The article quoted her as saying, “I feel like the feminine has been a little undervalued,” Dunst said. “We all have to get our own jobs and make our own money, but staying at home, nurturing, being the mother, cooking – it’s a valuable thing my mum created. And sometimes, you need your knight in shining armour. I’m sorry. You need a man to be a man and a woman to be a woman. That’s why relationships work.”
Hmmm. Okay. So I read further. And this was the only quote listed from Dunst. But the remarks drew ire from some feminist groups. I’m guessing they didn’t like her “feminist” viewpoints.
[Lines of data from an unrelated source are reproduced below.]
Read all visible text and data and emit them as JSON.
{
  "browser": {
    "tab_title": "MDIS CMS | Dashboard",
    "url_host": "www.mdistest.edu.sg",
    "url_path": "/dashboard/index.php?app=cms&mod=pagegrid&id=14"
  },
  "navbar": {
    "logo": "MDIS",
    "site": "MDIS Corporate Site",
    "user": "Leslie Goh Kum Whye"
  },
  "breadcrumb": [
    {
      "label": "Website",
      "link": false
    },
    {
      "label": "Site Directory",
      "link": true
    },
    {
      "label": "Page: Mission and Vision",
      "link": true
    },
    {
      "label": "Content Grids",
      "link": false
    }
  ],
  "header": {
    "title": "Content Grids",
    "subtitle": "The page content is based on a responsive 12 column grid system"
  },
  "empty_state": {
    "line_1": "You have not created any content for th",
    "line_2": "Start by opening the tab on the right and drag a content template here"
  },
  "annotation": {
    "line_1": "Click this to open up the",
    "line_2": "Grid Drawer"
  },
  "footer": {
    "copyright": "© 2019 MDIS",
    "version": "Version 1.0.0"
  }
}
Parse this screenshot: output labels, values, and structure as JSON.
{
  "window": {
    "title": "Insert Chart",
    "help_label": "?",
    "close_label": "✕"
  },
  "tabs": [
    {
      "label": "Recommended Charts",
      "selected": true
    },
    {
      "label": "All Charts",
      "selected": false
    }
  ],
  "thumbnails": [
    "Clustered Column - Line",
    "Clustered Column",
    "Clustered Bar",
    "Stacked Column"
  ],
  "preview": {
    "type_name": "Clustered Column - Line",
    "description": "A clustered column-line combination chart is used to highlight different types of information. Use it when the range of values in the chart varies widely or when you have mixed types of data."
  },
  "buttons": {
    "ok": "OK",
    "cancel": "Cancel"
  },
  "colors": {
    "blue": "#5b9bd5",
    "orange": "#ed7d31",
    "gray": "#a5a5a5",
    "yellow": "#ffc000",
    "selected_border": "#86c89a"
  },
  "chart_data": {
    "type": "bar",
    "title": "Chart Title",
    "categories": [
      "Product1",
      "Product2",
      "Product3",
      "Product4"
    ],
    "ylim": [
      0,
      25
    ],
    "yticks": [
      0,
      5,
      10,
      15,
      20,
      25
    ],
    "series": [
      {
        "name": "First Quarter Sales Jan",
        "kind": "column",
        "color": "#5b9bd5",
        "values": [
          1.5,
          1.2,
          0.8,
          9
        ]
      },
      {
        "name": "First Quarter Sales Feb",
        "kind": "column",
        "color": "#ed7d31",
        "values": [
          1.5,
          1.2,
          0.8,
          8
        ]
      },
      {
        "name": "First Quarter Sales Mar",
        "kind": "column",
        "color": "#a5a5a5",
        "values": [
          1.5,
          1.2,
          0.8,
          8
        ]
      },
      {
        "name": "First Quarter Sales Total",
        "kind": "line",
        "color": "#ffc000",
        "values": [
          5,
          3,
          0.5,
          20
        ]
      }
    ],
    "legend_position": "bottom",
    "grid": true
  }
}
And now the reason I am so upset. Why should remarks like Kirsten Dunst’s be offensive? In what I read, she didn’t say anything that women can’t be. She didn’t say that women MUST only work at home or in the kitchen. She said it is an undervalued role. I not only agree with her I will go a step further – it is a necessary, fulfilling, life-altering, amazing role. A role I gladly fulfill. I’ve had wonderful opportunities to work outside of the home, doing amazing projects, meeting people others have only dreamed of talking to in person. And I loved it. Still do. But nothing compares to my role as a wife and mother. Society is trying (and unfortunately succeeding) to make women think that if you don’t go out and get a career and fight to ascend to the top, that something is wrong with you. There’s nothing at all wrong with the career path. But being a mother in the home is just as noble a calling.
Women – hear me clearly – you truly can be anything you want to be. And that includes a nurturing mother.